But that’s exactly why it has such universality: it’s a quintessential teenage album, sticky and crammed with the kinds of hyperspecific lyrics that are so commonplace in pop music today, but with deep feelings that cut through the detail. Often they’d sing different lines over the top of each other, introspection going toe-to-toe with ego, or they’d try to make you laugh during poignant, painful moments, like when the phone goes off in Nothing Came Out. It’s a wolf in rabbit’s clothing. “We showed contradictory ideas rubbing against each other to disarm people,” says Green. “Some parts of the lyrics are tender and the other parts are pretty psychedelic, and brutal.”
They are sensitive to how those lyrics could be perceived today, and for their 20-year anniversary reissue in 2018, edited out an ableist slur on NYC’s Like a Graveyard. “We weren’t trying to intentionally cause harm to any marginalised communities, it was just a different time,” says Dawson. Another of their songs – and one of their best – is a gleeful singalong called Who’s Got the Crack, featuring the couplet: “I like it when my hair is poofy / I like it when you slip me a roofie”. “Things were joked about that wouldn’t be joked about now, and that doesn’t make it OK. But I do think that we could still write songs that are crass. I can be pretty gross without being offensive.”

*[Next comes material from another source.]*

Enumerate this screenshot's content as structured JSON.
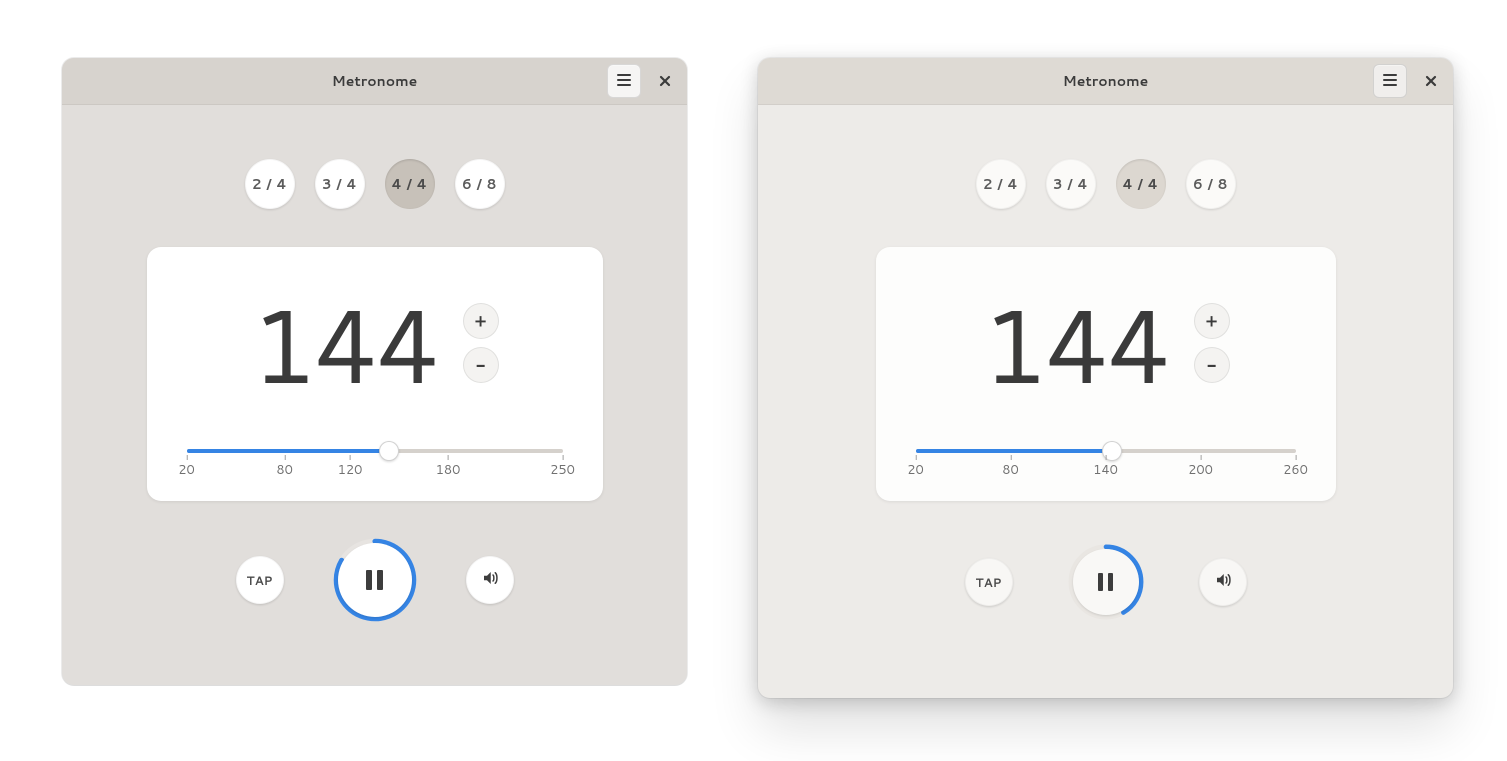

“I don’t know what it would be like to be starting the Moldy Peaches now,” says Green. They existed in an unselfconscious era, pre internet, where they “got to tour and not feel like we were under surveillance” and where social media hadn’t steamrolled individualism into one “traditional” and more uniform mass. They didn’t think about how they would be perceived at the time, but there weren’t many visible Black female punks in music back then, and Dawson says now that countless people tell her she gave them “permission to be a weird kid”.

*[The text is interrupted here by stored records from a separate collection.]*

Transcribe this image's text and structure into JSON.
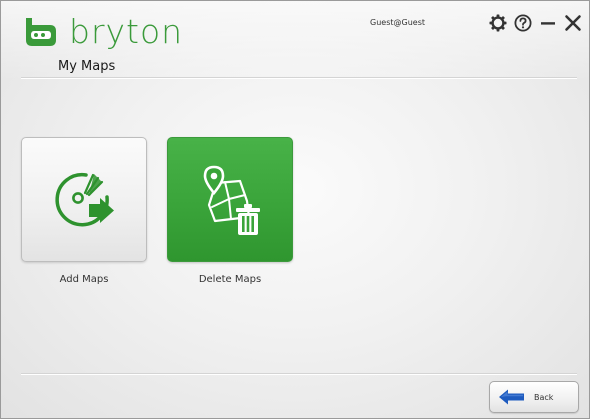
{
  "header": {
    "logo_text": "bryton",
    "page_title": "My Maps",
    "user": "Guest@Guest"
  },
  "window_controls": {
    "icons": [
      "gear-icon",
      "help-icon",
      "minimize-icon",
      "close-icon"
    ]
  },
  "tiles": [
    {
      "label": "Add Maps",
      "icon": "add-map-icon",
      "style": "light"
    },
    {
      "label": "Delete Maps",
      "icon": "delete-map-icon",
      "style": "green"
    }
  ],
  "footer": {
    "back_label": "Back",
    "back_icon": "left-arrow-icon"
  },
  "colors": {
    "brand_green": "#3a9a3a",
    "tile_green": "#3aa43a",
    "back_arrow_blue": "#1e5bbf"
  }
}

Singing their teenage ditties again, back on stage in a few weeks, will be like “emotional time travel,” says Green. And yet while those DIY costumes might be a touch upgraded – there is talk of 3D printing and vehicular outfits – their songs have stood the test of time. “They feel very much the same to me,” says Dawson, “they’re special little gems that I love. The only difference is that I don’t give a shit what some indie boy thinks of me.” She laughs. “Now I’m like, God, those guys are such creeps.”